|DATE:||September 13, 1999|
|SUBJECT:||Child and Adult Care Food Program (CACFP) State Agency Maintenance of Lists of Seriously Deficient Facilities/Individuals|
Child Nutrition Programs
The purpose of this memorandum is to reiterate the authority and responsibility state agencies have in ensuring that facilities terminated for cause from CACFP by one sponsoring organization do not participate in the program under another sponsor. This memorandum follows up on our May 3, 1996, memorandum, “Child and Adult Care Food Program (CACFP) Seriously Deficient Providers.” In addition, we plan to address this issue in the forthcoming proposed rule on improving management and program integrity.

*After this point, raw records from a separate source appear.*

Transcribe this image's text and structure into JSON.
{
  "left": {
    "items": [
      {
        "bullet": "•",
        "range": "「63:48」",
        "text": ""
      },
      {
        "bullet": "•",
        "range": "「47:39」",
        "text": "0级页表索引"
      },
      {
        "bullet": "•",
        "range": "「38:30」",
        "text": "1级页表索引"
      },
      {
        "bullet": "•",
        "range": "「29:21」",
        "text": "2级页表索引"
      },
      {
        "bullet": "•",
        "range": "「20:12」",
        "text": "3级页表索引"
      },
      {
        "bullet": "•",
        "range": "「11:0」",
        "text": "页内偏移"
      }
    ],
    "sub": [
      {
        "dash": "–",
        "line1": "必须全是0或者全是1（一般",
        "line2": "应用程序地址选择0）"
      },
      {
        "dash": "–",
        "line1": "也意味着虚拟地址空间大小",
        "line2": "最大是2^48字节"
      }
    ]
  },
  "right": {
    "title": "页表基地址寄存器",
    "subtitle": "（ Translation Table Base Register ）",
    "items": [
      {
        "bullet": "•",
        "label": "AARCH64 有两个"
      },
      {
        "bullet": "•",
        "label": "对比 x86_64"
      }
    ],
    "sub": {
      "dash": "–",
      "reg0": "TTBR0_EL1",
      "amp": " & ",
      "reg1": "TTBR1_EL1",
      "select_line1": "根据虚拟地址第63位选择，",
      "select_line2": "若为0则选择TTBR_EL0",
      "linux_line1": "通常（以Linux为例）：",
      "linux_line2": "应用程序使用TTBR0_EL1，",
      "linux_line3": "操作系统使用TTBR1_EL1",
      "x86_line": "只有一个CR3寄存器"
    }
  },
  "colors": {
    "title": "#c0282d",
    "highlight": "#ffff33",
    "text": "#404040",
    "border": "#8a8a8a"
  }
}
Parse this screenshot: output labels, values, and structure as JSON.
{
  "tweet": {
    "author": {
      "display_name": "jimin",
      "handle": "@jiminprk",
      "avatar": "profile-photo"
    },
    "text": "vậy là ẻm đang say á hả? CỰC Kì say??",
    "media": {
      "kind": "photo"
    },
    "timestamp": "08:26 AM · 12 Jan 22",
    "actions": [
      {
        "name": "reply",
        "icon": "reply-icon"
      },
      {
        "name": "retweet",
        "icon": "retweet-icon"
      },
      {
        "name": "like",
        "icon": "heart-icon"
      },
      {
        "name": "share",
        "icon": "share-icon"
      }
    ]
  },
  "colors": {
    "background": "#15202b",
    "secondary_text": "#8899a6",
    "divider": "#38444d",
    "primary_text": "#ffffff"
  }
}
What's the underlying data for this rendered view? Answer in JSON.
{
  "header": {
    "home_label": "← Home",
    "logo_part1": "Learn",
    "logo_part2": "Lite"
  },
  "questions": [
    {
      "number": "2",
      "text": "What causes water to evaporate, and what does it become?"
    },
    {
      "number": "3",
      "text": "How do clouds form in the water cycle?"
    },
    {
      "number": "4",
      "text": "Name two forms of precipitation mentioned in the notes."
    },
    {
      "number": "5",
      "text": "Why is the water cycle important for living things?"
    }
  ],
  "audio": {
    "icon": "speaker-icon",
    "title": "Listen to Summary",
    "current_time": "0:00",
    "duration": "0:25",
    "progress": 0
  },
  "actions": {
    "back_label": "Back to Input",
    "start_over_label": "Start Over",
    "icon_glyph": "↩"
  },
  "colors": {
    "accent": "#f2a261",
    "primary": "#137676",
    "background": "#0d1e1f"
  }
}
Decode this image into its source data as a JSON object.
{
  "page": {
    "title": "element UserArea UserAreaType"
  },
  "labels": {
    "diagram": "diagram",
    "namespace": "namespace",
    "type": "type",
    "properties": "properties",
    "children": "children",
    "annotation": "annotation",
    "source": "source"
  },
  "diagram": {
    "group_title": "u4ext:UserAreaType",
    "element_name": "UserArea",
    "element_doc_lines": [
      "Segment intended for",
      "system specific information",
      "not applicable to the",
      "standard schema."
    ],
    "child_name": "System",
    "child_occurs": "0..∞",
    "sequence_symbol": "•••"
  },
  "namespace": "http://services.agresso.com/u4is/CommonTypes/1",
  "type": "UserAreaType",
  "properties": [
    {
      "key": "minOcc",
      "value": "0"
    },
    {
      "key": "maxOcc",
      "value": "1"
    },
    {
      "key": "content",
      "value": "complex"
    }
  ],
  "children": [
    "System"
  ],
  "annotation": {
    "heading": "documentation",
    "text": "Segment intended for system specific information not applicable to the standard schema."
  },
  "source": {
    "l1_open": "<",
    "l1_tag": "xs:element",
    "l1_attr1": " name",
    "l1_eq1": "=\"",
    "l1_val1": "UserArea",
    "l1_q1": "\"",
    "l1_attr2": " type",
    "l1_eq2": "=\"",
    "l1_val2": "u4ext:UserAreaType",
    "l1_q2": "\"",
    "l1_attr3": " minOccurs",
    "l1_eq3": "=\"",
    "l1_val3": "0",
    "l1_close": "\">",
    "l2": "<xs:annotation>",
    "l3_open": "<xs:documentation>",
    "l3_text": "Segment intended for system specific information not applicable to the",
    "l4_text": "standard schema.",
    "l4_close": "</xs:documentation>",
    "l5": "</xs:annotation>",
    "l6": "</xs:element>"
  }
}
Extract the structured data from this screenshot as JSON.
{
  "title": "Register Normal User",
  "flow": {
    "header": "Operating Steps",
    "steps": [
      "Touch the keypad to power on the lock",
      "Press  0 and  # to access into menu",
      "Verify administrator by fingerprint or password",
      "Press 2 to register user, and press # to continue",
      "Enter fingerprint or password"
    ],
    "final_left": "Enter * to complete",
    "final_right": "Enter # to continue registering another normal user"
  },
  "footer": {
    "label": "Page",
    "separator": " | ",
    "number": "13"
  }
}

Yes. State agencies may currently compile such lists, even though these lists are not specifically mentioned in the CACFP regulations. We believe that these lists are an important tool for state agencies to utilize in their management of CACFP.
Although the current regulations at Section 226.6(c) are silent on the subject of sponsors taking agreements with terminated facilities, Section 226.6(m) indicates that state agencies have the authority and the responsibility to promptly investigate complaints or irregularities and to take appropriate action to correct any program irregularities. In conformance with Section 226.6(m), we believe that state agencies have the responsibility to ensure that child and adult care facilities and individuals which have been terminated for cause do not continue to participate in CACFP with another sponsoring organization. One method for ensuring that this does not occur is maintaining lists of any such facilities/individuals terminated for cause by sponsors or by the state agency.
Sponsoring organizations often have little information concerning the facilities which apply to participate in CACFP, except for information provided by the facilities themselves. A state agency’s maintenance of a list of day care home providers and child adult care centers that have been terminated by their sponsors provides sponsors with critical information concerning a facility’s prior participation or application to participate, in C.ACFP. Such lists help prevent a facility or individual terminated for cause by one sponsor from reapplying with another sponsor and continuing to participate in CACFP.
State legal counsel should be consulted when states establish the overall process of the seriously deficient facilities list for advice on issues related to due process and equitable treatment. Following are suggestions for how the process could be structured:
- Similar to the list maintained by Food and Nutrition Service of seriously deficient institutions, any child/adult care center or family day care home provider placed on a state agency’s seriously deficient facility list would be ineligible to participate in CACFP unless the state agency was later convinced that corrective action had been taken and removed the facility/individual from the list.
- Given the consequences of being placed on a list of seriously deficient facilities. State agencies should ensure that sufficient documentation exists, either at the sponsor or at the state agency, to demonstrate that an individual has committed serious program violations before being placed on the list. Such irregularities might include, but are not limited to:
- deliberate misrepresentation of information submitted on an application;
- continued failure to maintain adequate records to support a claim for reimbursement;
- submission of false claims for reimbursement; -
- falsification of fire, health or licensing certifications (where applicable);
- simultaneous participation under more than one sponsor;
- conduct which threatens the health or welfare of children]adults in care; and
- repeated failure to meet routine administrative requirements.
- The state agency should be responsible for making the final determination of which child/adult care facilities should be placed on the list, and the type(s) of corrective action which could result in a facility/individual being removed from the list and permitted to participate in the program again.
Section 17 of the National School Lunch Act does not provide an appeals process for facilities removed from CACFP. We strongly encourage state agencies to consult their own state legal counsel for advice on establishing an appeals process for facilities which have committed serious program violations and have been placed on the list of seriously deficient facilities.
STANLEY C. GARNETT
Child Nutrition Division